There have been significant strains in the U.S.-Jordanian relationship since President Trump’s December announcement about Jerusalem. The King and most Jordanians — including most Jordanian Christians — see the Jerusalem issue very differently than most Americans, and most American Evangelicals. The core of the strategic alliance is quite solid in my view, but there are challenges that need to be addressed.
Let us pray that the conversations between Mr. Pence and the King are not only candid but constructive and help advance both the alliance and the prospects for lasting regional peace. Let us also continue to pray for the Jordanian government and people that the kingdom remains solid, secure and at peace. Jordan is a vital ally, and we need her to be strong and prosperous.
To read more, here are links to some of the major news stories:
Today begins a two day period when you can purchase the e-book version of The Third Target for only $1.99.
This remarkable deal — 88% off the list price — will last through Wednesday the 10th.
This is the first in my J.B. Collins series of novels about a New York Times foreign correspondent on the hunt for the leader of the Islamic State and reporting on ISIS’s plans to launch genocidal attacks against the U.S., Israel, Jordan and Egypt. It was followed by two more novels in the trilogy — The First Hostage and Without Warning.
Then, on Thursday through Saturday, the e-book price for The Third Target will still be low, but not quite that low — available for a mere $2.99. Please order today to take full benefit of this incredible deal.
Meanwhile, you can also now pre-order my next political thriller — The Kremlin Conspiracy — before it releases on March 6th.

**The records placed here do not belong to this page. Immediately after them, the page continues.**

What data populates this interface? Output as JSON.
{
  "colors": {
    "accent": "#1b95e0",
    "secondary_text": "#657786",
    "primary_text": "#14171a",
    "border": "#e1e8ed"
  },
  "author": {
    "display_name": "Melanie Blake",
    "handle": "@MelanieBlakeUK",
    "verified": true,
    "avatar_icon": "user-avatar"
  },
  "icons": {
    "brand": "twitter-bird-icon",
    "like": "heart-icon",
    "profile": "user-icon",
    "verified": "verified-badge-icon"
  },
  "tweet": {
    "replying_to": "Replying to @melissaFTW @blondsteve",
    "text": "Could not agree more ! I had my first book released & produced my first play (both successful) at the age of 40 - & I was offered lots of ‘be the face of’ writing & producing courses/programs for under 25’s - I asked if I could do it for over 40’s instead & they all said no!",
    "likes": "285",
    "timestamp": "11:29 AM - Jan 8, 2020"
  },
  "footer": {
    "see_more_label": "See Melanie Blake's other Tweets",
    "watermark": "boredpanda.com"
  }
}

(Jerusalem, Israel) — The first review of my forthcoming political thriller was published this week on the website known as, “The Real Book Spy,”which covers all things related to spy novels and political thrillers. And I’m glad to say they liked it.
The Kremlin Conspiracy is the first of my new series of novels about former U.S. Secret Service Agent Marcus Ryker. It releases in North America on March 6th. I’ll be posting details on the launch and book tour soon.

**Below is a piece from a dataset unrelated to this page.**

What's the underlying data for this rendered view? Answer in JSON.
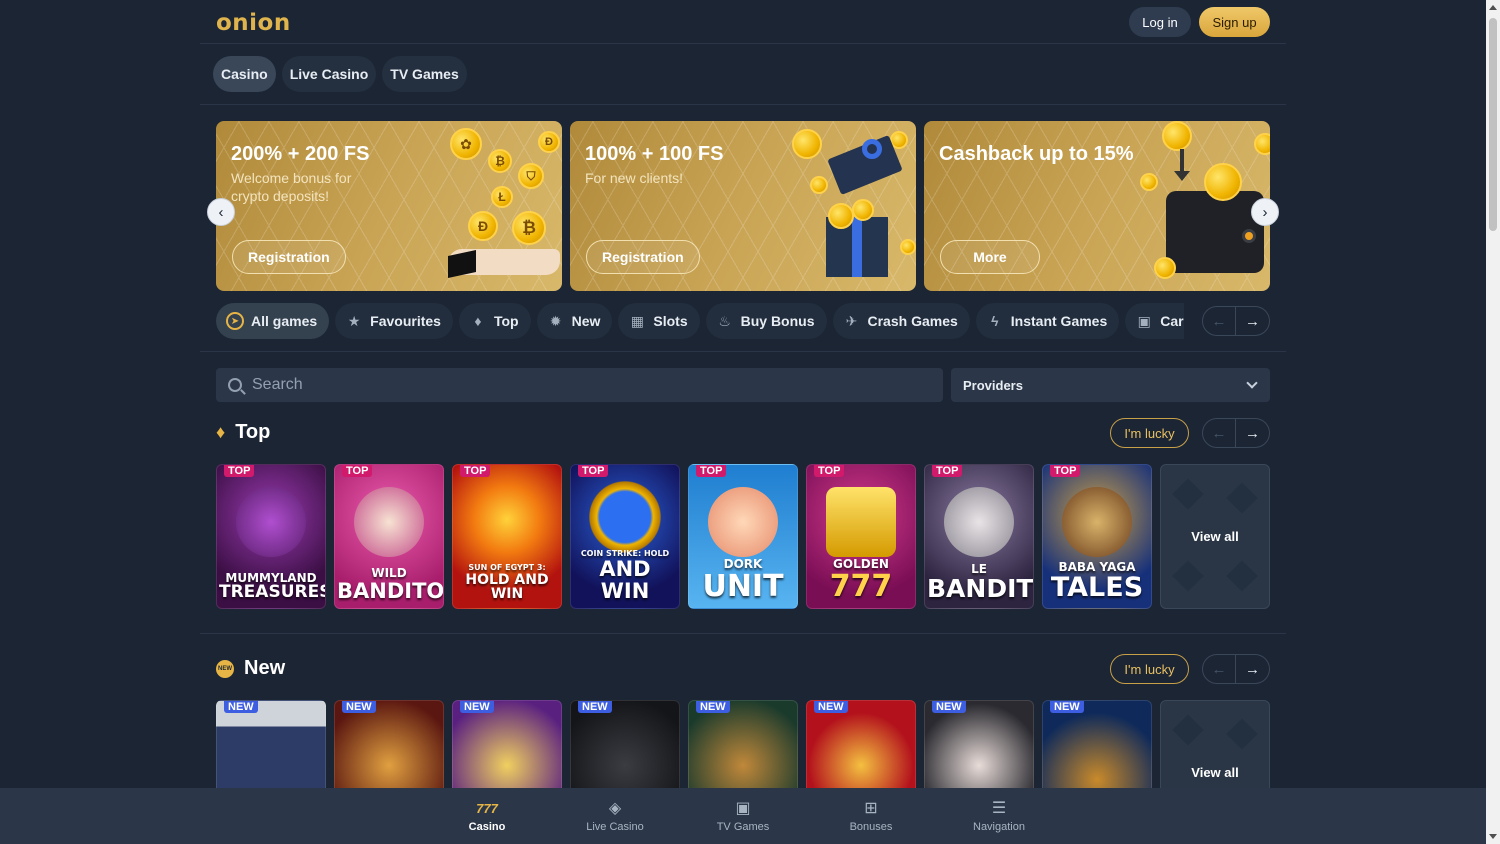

(And I’m happy to note that this week I began writing the next novel in this series.)
Rosenberg cranks up the suspense, delivering his most stunning, high-stakes thriller yet.
Aspiring authors should take note of Rosenberg’s deftly plotted story and first-rate character development — he puts on a clinic for how to introduce and bring along new characters. Some readers, especially early on, may find the plot moving a tad slower than his past books, but that’s clearly by design. Rosenberg meticulously builds the necessary foundation for later on, and, when you least expect it, he yanks the rug out from underneath you.

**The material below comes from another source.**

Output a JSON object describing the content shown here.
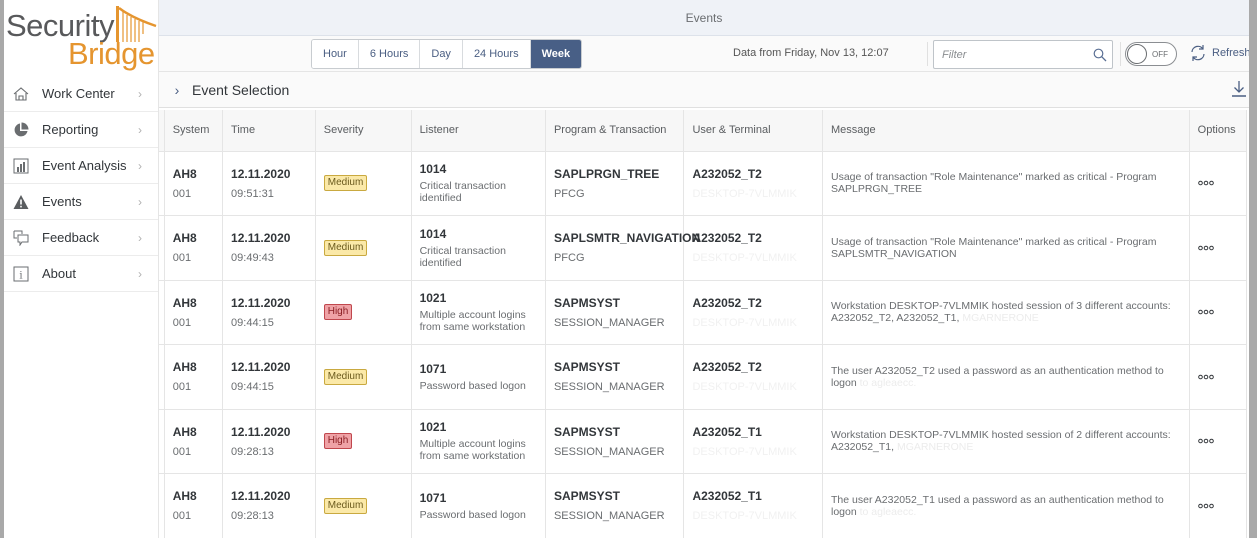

This is Joel C. Rosenberg at his absolute best, proving yet again that he’s one of the premier novelists working in the genre today.
With his knack for writing prophetic fiction, those who want an early glimpse at what the world might look like in the very near future should pick up Joel Rosenberg’s latest thriller….Strap in and hold on tight, The Kremlin Conspiracy is a high-octane thriller that will stun readers and stay with them long after they turn the final page.